[Entries from a dataset of interfaces]
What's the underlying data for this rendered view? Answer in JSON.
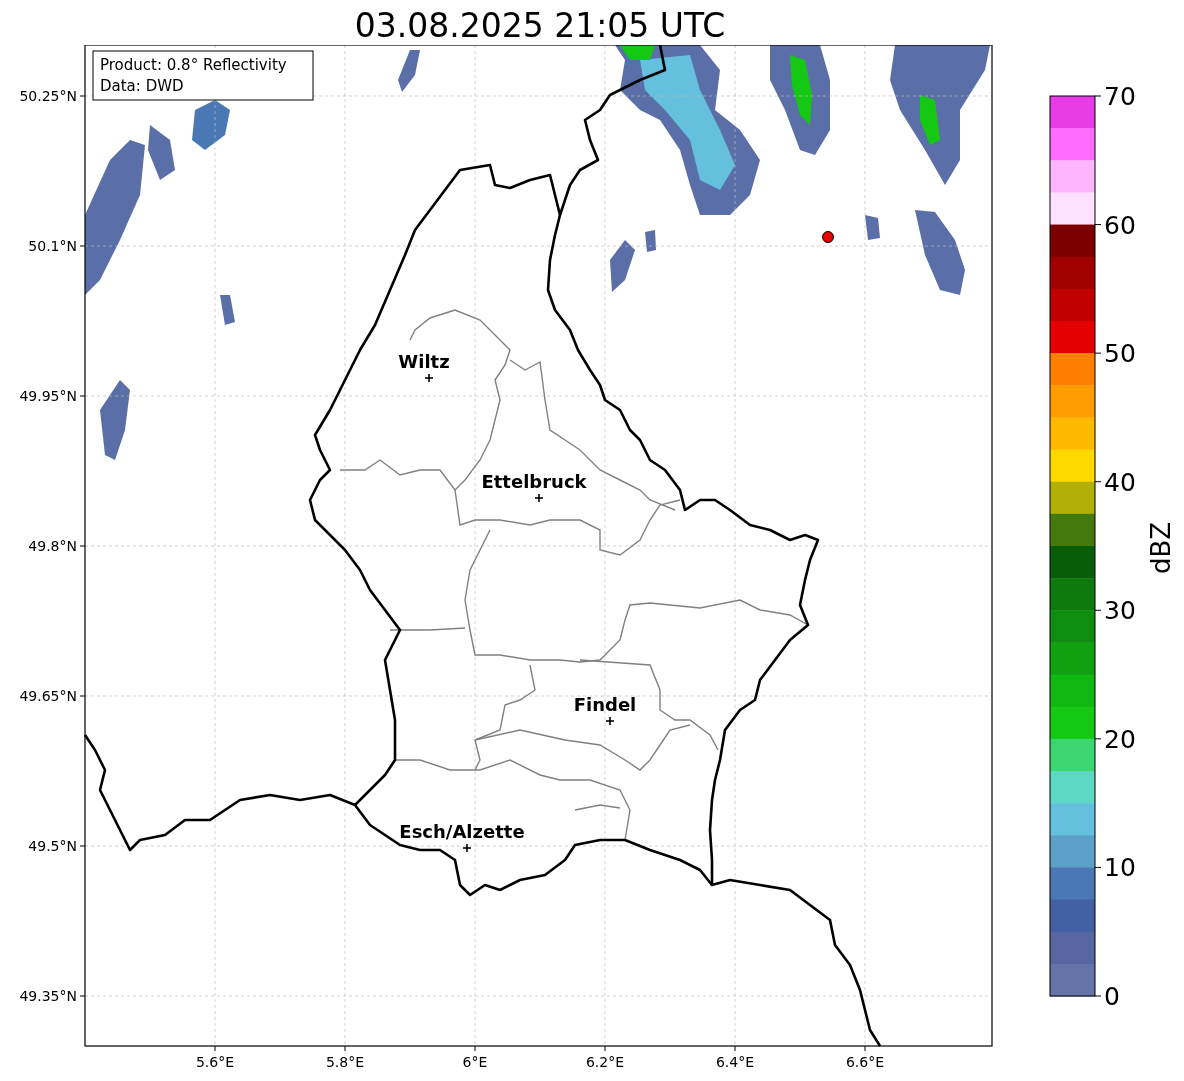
{
  "title": "03.08.2025 21:05 UTC",
  "info_box": {
    "lines": [
      "Product: 0.8° Reflectivity",
      "Data: DWD"
    ]
  },
  "map": {
    "lat_ticks": [
      "50.25°N",
      "50.1°N",
      "49.95°N",
      "49.8°N",
      "49.65°N",
      "49.5°N",
      "49.35°N"
    ],
    "lon_ticks": [
      "5.6°E",
      "5.8°E",
      "6°E",
      "6.2°E",
      "6.4°E",
      "6.6°E"
    ],
    "cities": [
      {
        "name": "Wiltz"
      },
      {
        "name": "Ettelbruck"
      },
      {
        "name": "Findel"
      },
      {
        "name": "Esch/Alzette"
      }
    ]
  },
  "colorbar": {
    "label": "dBZ",
    "ticks": [
      "70",
      "60",
      "50",
      "40",
      "30",
      "20",
      "10",
      "0"
    ],
    "segments": [
      {
        "color": "#e83ce8"
      },
      {
        "color": "#ff6cff"
      },
      {
        "color": "#ffb4ff"
      },
      {
        "color": "#ffe0ff"
      },
      {
        "color": "#7c0000"
      },
      {
        "color": "#a00000"
      },
      {
        "color": "#c00000"
      },
      {
        "color": "#e40000"
      },
      {
        "color": "#ff8000"
      },
      {
        "color": "#ff9c00"
      },
      {
        "color": "#ffb800"
      },
      {
        "color": "#ffd800"
      },
      {
        "color": "#b0b008"
      },
      {
        "color": "#447a0c"
      },
      {
        "color": "#085e08"
      },
      {
        "color": "#0c7a0c"
      },
      {
        "color": "#0e8e10"
      },
      {
        "color": "#10a010"
      },
      {
        "color": "#12b812"
      },
      {
        "color": "#14c814"
      },
      {
        "color": "#3cd670"
      },
      {
        "color": "#5cd8c4"
      },
      {
        "color": "#64c0dc"
      },
      {
        "color": "#5aa0c8"
      },
      {
        "color": "#4a78b4"
      },
      {
        "color": "#4460a4"
      },
      {
        "color": "#5566a0"
      },
      {
        "color": "#6474a8"
      }
    ]
  }
}
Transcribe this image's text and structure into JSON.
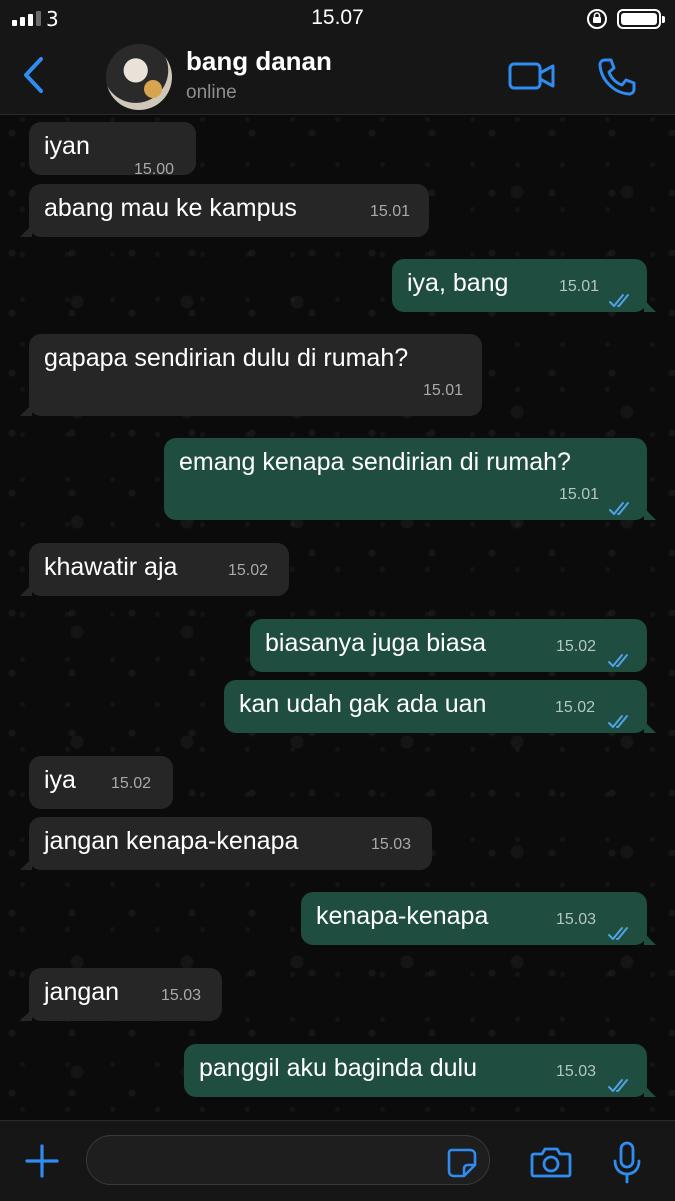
{
  "status_bar": {
    "carrier": "3",
    "time": "15.07"
  },
  "header": {
    "name": "bang danan",
    "status": "online",
    "icons": [
      "back-chevron-icon",
      "video-call-icon",
      "phone-call-icon"
    ]
  },
  "messages": [
    {
      "dir": "in",
      "text": "iyan",
      "time": "15.00"
    },
    {
      "dir": "in",
      "text": "abang mau ke kampus",
      "time": "15.01"
    },
    {
      "dir": "out",
      "text": "iya, bang",
      "time": "15.01"
    },
    {
      "dir": "in",
      "text": "gapapa sendirian dulu di rumah?",
      "time": "15.01"
    },
    {
      "dir": "out",
      "text": "emang kenapa sendirian di rumah?",
      "time": "15.01"
    },
    {
      "dir": "in",
      "text": "khawatir aja",
      "time": "15.02"
    },
    {
      "dir": "out",
      "text": "biasanya juga biasa",
      "time": "15.02"
    },
    {
      "dir": "out",
      "text": "kan udah gak ada uan",
      "time": "15.02"
    },
    {
      "dir": "in",
      "text": "iya",
      "time": "15.02"
    },
    {
      "dir": "in",
      "text": "jangan kenapa-kenapa",
      "time": "15.03"
    },
    {
      "dir": "out",
      "text": "kenapa-kenapa",
      "time": "15.03"
    },
    {
      "dir": "in",
      "text": "jangan",
      "time": "15.03"
    },
    {
      "dir": "out",
      "text": "panggil aku baginda dulu",
      "time": "15.03"
    }
  ],
  "input_bar": {
    "placeholder": "",
    "icons": [
      "plus-icon",
      "sticker-icon",
      "camera-icon",
      "microphone-icon"
    ]
  },
  "colors": {
    "accent": "#2f8cf0",
    "incoming_bubble": "#262626",
    "outgoing_bubble": "#1f4d3f",
    "read_ticks": "#4fa3e8"
  }
}
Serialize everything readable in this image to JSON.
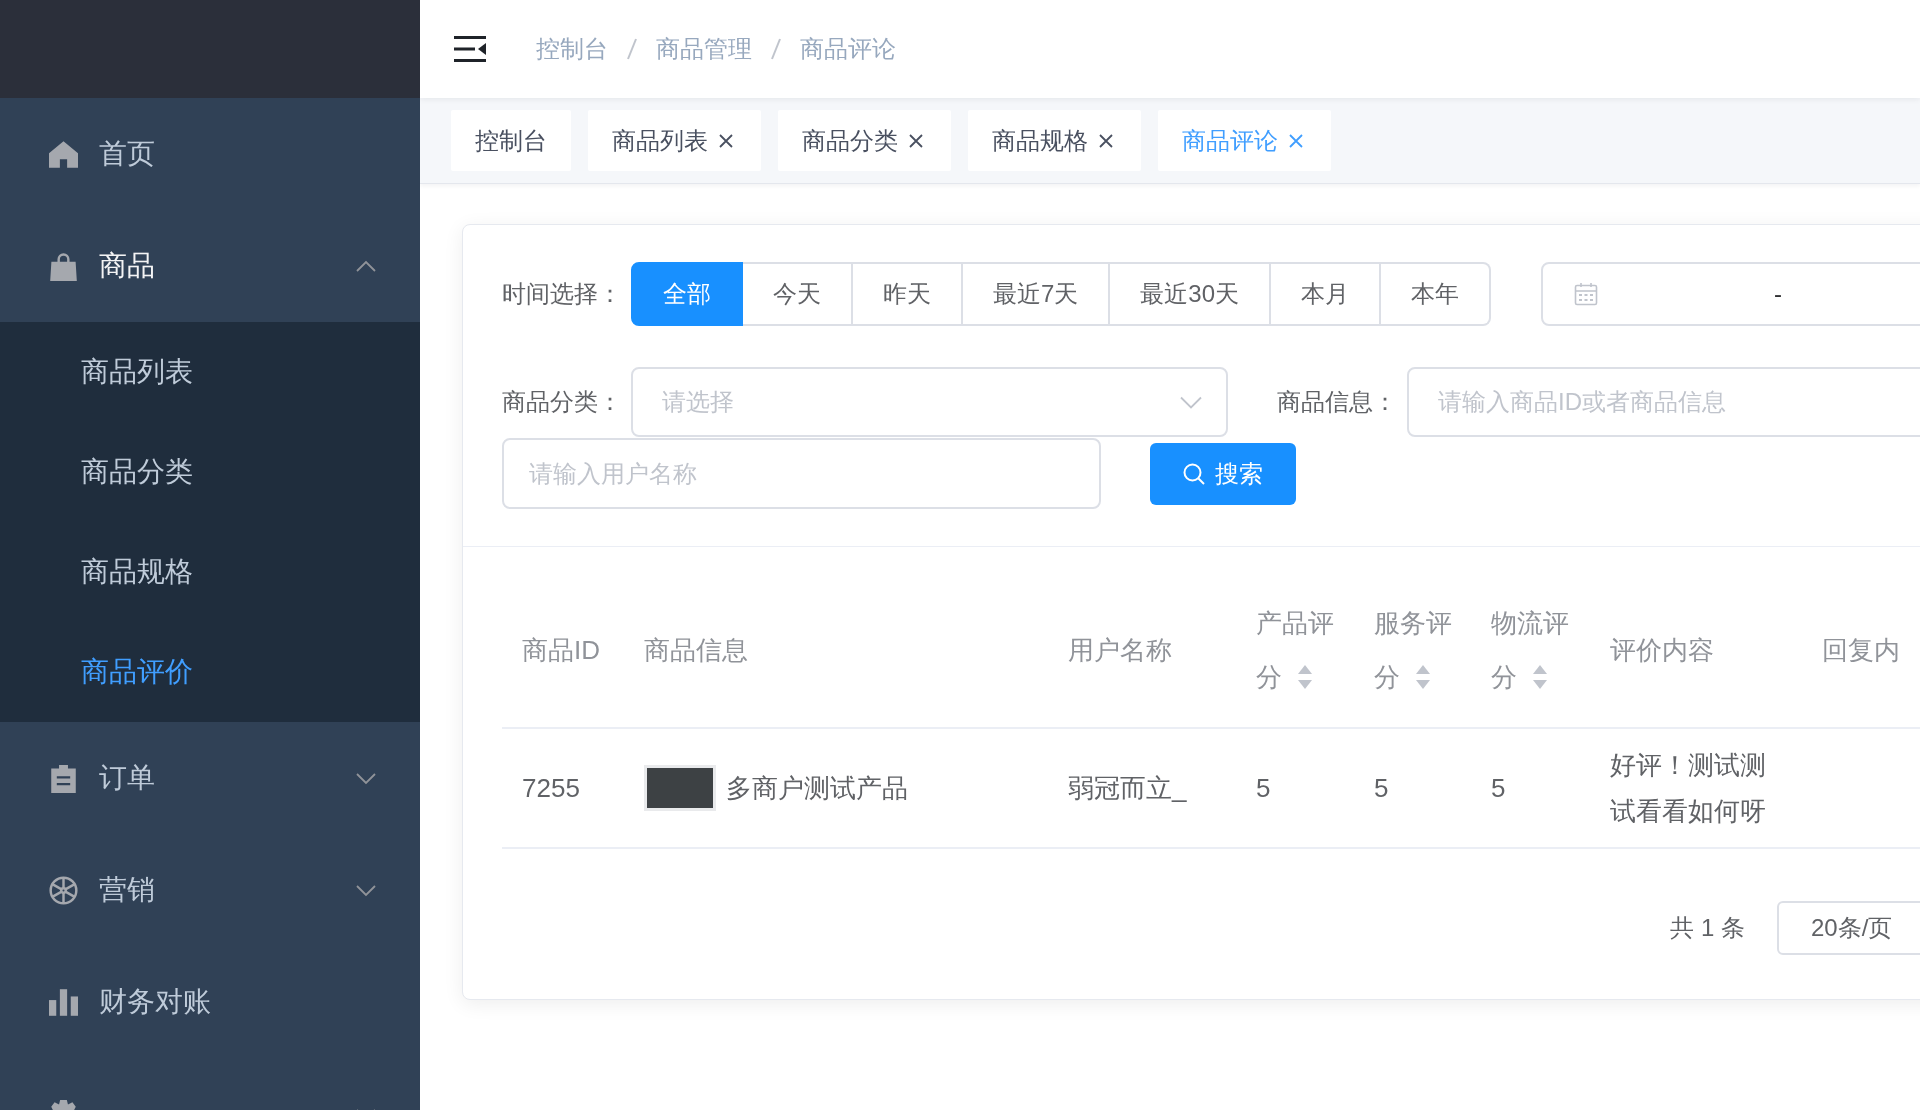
{
  "sidebar": {
    "items": [
      {
        "label": "首页",
        "selected": false
      },
      {
        "label": "商品",
        "selected": false,
        "expanded": true,
        "children": [
          {
            "label": "商品列表",
            "selected": false
          },
          {
            "label": "商品分类",
            "selected": false
          },
          {
            "label": "商品规格",
            "selected": false
          },
          {
            "label": "商品评价",
            "selected": true
          }
        ]
      },
      {
        "label": "订单",
        "selected": false,
        "expanded": false
      },
      {
        "label": "营销",
        "selected": false,
        "expanded": false
      },
      {
        "label": "财务对账",
        "selected": false
      },
      {
        "selected": false,
        "expanded": false
      }
    ]
  },
  "navbar": {
    "breadcrumb": [
      "控制台",
      "商品管理",
      "商品评论"
    ]
  },
  "tags": [
    {
      "label": "控制台",
      "selected": false,
      "closable": false
    },
    {
      "label": "商品列表",
      "selected": false,
      "closable": true
    },
    {
      "label": "商品分类",
      "selected": false,
      "closable": true
    },
    {
      "label": "商品规格",
      "selected": false,
      "closable": true
    },
    {
      "label": "商品评论",
      "selected": true,
      "closable": true
    }
  ],
  "filters": {
    "time": {
      "label": "时间选择：",
      "options": [
        {
          "label": "全部",
          "selected": true
        },
        {
          "label": "今天",
          "selected": false
        },
        {
          "label": "昨天",
          "selected": false
        },
        {
          "label": "最近7天",
          "selected": false
        },
        {
          "label": "最近30天",
          "selected": false
        },
        {
          "label": "本月",
          "selected": false
        },
        {
          "label": "本年",
          "selected": false
        }
      ]
    },
    "date_range": {
      "separator": "-"
    },
    "category": {
      "label": "商品分类：",
      "placeholder": "请选择"
    },
    "product_info": {
      "label": "商品信息：",
      "placeholder": "请输入商品ID或者商品信息"
    },
    "username": {
      "placeholder": "请输入用户名称"
    },
    "search_button": {
      "label": "搜索"
    }
  },
  "table": {
    "columns": [
      {
        "label": "商品ID",
        "kind": "text"
      },
      {
        "label": "商品信息",
        "kind": "product"
      },
      {
        "label": "用户名称",
        "kind": "text"
      },
      {
        "label": "产品评分",
        "kind": "sortable"
      },
      {
        "label": "服务评分",
        "kind": "sortable"
      },
      {
        "label": "物流评分",
        "kind": "sortable"
      },
      {
        "label": "评价内容",
        "kind": "text"
      },
      {
        "label": "回复内",
        "kind": "text"
      }
    ],
    "rows": [
      {
        "cells": [
          "7255",
          "多商户测试产品",
          "弱冠而立_",
          "5",
          "5",
          "5",
          "好评！测试测试看看如何呀"
        ]
      }
    ]
  },
  "pagination": {
    "total": "共 1 条",
    "page_size": "20条/页"
  }
}
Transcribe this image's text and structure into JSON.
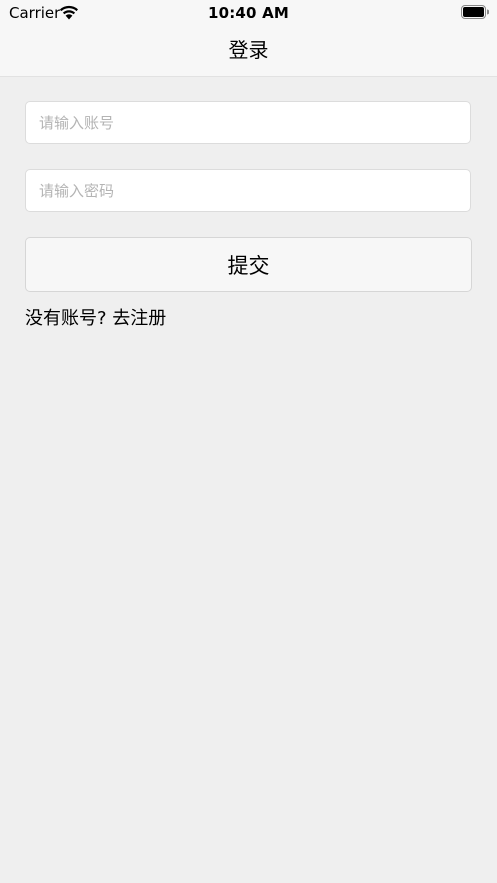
{
  "status_bar": {
    "carrier": "Carrier",
    "time": "10:40 AM",
    "wifi_icon": "wifi-icon",
    "battery_icon": "battery-icon"
  },
  "nav": {
    "title": "登录"
  },
  "form": {
    "account_placeholder": "请输入账号",
    "account_value": "",
    "password_placeholder": "请输入密码",
    "password_value": "",
    "submit_label": "提交",
    "register_text": "没有账号? 去注册"
  },
  "colors": {
    "background": "#efefef",
    "nav_background": "#f7f7f7",
    "field_background": "#ffffff",
    "placeholder": "#b4b4b4",
    "text": "#000000"
  }
}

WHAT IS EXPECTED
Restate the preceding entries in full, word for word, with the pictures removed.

FINISHED TASK
What's the underlying data for this rendered view? Answer in JSON.
{
  "title": "03.08.2025 21:05 UTC",
  "info_box": {
    "lines": [
      "Product: 0.8° Reflectivity",
      "Data: DWD"
    ]
  },
  "map": {
    "lat_ticks": [
      "50.25°N",
      "50.1°N",
      "49.95°N",
      "49.8°N",
      "49.65°N",
      "49.5°N",
      "49.35°N"
    ],
    "lon_ticks": [
      "5.6°E",
      "5.8°E",
      "6°E",
      "6.2°E",
      "6.4°E",
      "6.6°E"
    ],
    "cities": [
      {
        "name": "Wiltz"
      },
      {
        "name": "Ettelbruck"
      },
      {
        "name": "Findel"
      },
      {
        "name": "Esch/Alzette"
      }
    ]
  },
  "colorbar": {
    "label": "dBZ",
    "ticks": [
      "70",
      "60",
      "50",
      "40",
      "30",
      "20",
      "10",
      "0"
    ],
    "segments": [
      {
        "color": "#e83ce8"
      },
      {
        "color": "#ff6cff"
      },
      {
        "color": "#ffb4ff"
      },
      {
        "color": "#ffe0ff"
      },
      {
        "color": "#7c0000"
      },
      {
        "color": "#a00000"
      },
      {
        "color": "#c00000"
      },
      {
        "color": "#e40000"
      },
      {
        "color": "#ff8000"
      },
      {
        "color": "#ff9c00"
      },
      {
        "color": "#ffb800"
      },
      {
        "color": "#ffd800"
      },
      {
        "color": "#b0b008"
      },
      {
        "color": "#447a0c"
      },
      {
        "color": "#085e08"
      },
      {
        "color": "#0c7a0c"
      },
      {
        "color": "#0e8e10"
      },
      {
        "color": "#10a010"
      },
      {
        "color": "#12b812"
      },
      {
        "color": "#14c814"
      },
      {
        "color": "#3cd670"
      },
      {
        "color": "#5cd8c4"
      },
      {
        "color": "#64c0dc"
      },
      {
        "color": "#5aa0c8"
      },
      {
        "color": "#4a78b4"
      },
      {
        "color": "#4460a4"
      },
      {
        "color": "#5566a0"
      },
      {
        "color": "#6474a8"
      }
    ]
  }
}
Transcribe this image's text and structure into JSON.
{
  "status_bar": {
    "carrier": "3",
    "time": "15.07"
  },
  "header": {
    "name": "bang danan",
    "status": "online",
    "icons": [
      "back-chevron-icon",
      "video-call-icon",
      "phone-call-icon"
    ]
  },
  "messages": [
    {
      "dir": "in",
      "text": "iyan",
      "time": "15.00"
    },
    {
      "dir": "in",
      "text": "abang mau ke kampus",
      "time": "15.01"
    },
    {
      "dir": "out",
      "text": "iya, bang",
      "time": "15.01"
    },
    {
      "dir": "in",
      "text": "gapapa sendirian dulu di rumah?",
      "time": "15.01"
    },
    {
      "dir": "out",
      "text": "emang kenapa sendirian di rumah?",
      "time": "15.01"
    },
    {
      "dir": "in",
      "text": "khawatir aja",
      "time": "15.02"
    },
    {
      "dir": "out",
      "text": "biasanya juga biasa",
      "time": "15.02"
    },
    {
      "dir": "out",
      "text": "kan udah gak ada uan",
      "time": "15.02"
    },
    {
      "dir": "in",
      "text": "iya",
      "time": "15.02"
    },
    {
      "dir": "in",
      "text": "jangan kenapa-kenapa",
      "time": "15.03"
    },
    {
      "dir": "out",
      "text": "kenapa-kenapa",
      "time": "15.03"
    },
    {
      "dir": "in",
      "text": "jangan",
      "time": "15.03"
    },
    {
      "dir": "out",
      "text": "panggil aku baginda dulu",
      "time": "15.03"
    }
  ],
  "input_bar": {
    "placeholder": "",
    "icons": [
      "plus-icon",
      "sticker-icon",
      "camera-icon",
      "microphone-icon"
    ]
  },
  "colors": {
    "accent": "#2f8cf0",
    "incoming_bubble": "#262626",
    "outgoing_bubble": "#1f4d3f",
    "read_ticks": "#4fa3e8"
  }
}
Serialize everything readable in this image to JSON.
{
  "sidebar": {
    "items": [
      {
        "label": "首页",
        "selected": false
      },
      {
        "label": "商品",
        "selected": false,
        "expanded": true,
        "children": [
          {
            "label": "商品列表",
            "selected": false
          },
          {
            "label": "商品分类",
            "selected": false
          },
          {
            "label": "商品规格",
            "selected": false
          },
          {
            "label": "商品评价",
            "selected": true
          }
        ]
      },
      {
        "label": "订单",
        "selected": false,
        "expanded": false
      },
      {
        "label": "营销",
        "selected": false,
        "expanded": false
      },
      {
        "label": "财务对账",
        "selected": false
      },
      {
        "selected": false,
        "expanded": false
      }
    ]
  },
  "navbar": {
    "breadcrumb": [
      "控制台",
      "商品管理",
      "商品评论"
    ]
  },
  "tags": [
    {
      "label": "控制台",
      "selected": false,
      "closable": false
    },
    {
      "label": "商品列表",
      "selected": false,
      "closable": true
    },
    {
      "label": "商品分类",
      "selected": false,
      "closable": true
    },
    {
      "label": "商品规格",
      "selected": false,
      "closable": true
    },
    {
      "label": "商品评论",
      "selected": true,
      "closable": true
    }
  ],
  "filters": {
    "time": {
      "label": "时间选择：",
      "options": [
        {
          "label": "全部",
          "selected": true
        },
        {
          "label": "今天",
          "selected": false
        },
        {
          "label": "昨天",
          "selected": false
        },
        {
          "label": "最近7天",
          "selected": false
        },
        {
          "label": "最近30天",
          "selected": false
        },
        {
          "label": "本月",
          "selected": false
        },
        {
          "label": "本年",
          "selected": false
        }
      ]
    },
    "date_range": {
      "separator": "-"
    },
    "category": {
      "label": "商品分类：",
      "placeholder": "请选择"
    },
    "product_info": {
      "label": "商品信息：",
      "placeholder": "请输入商品ID或者商品信息"
    },
    "username": {
      "placeholder": "请输入用户名称"
    },
    "search_button": {
      "label": "搜索"
    }
  },
  "table": {
    "columns": [
      {
        "label": "商品ID",
        "kind": "text"
      },
      {
        "label": "商品信息",
        "kind": "product"
      },
      {
        "label": "用户名称",
        "kind": "text"
      },
      {
        "label": "产品评分",
        "kind": "sortable"
      },
      {
        "label": "服务评分",
        "kind": "sortable"
      },
      {
        "label": "物流评分",
        "kind": "sortable"
      },
      {
        "label": "评价内容",
        "kind": "text"
      },
      {
        "label": "回复内",
        "kind": "text"
      }
    ],
    "rows": [
      {
        "cells": [
          "7255",
          "多商户测试产品",
          "弱冠而立_",
          "5",
          "5",
          "5",
          "好评！测试测试看看如何呀"
        ]
      }
    ]
  },
  "pagination": {
    "total": "共 1 条",
    "page_size": "20条/页"
  }
}
Transcribe this image's text and structure into JSON.
{
  "status_bar": {
    "carrier": "Carrier",
    "time": "10:40 AM",
    "wifi_icon": "wifi-icon",
    "battery_icon": "battery-icon"
  },
  "nav": {
    "title": "登录"
  },
  "form": {
    "account_placeholder": "请输入账号",
    "account_value": "",
    "password_placeholder": "请输入密码",
    "password_value": "",
    "submit_label": "提交",
    "register_text": "没有账号? 去注册"
  },
  "colors": {
    "background": "#efefef",
    "nav_background": "#f7f7f7",
    "field_background": "#ffffff",
    "placeholder": "#b4b4b4",
    "text": "#000000"
  }
}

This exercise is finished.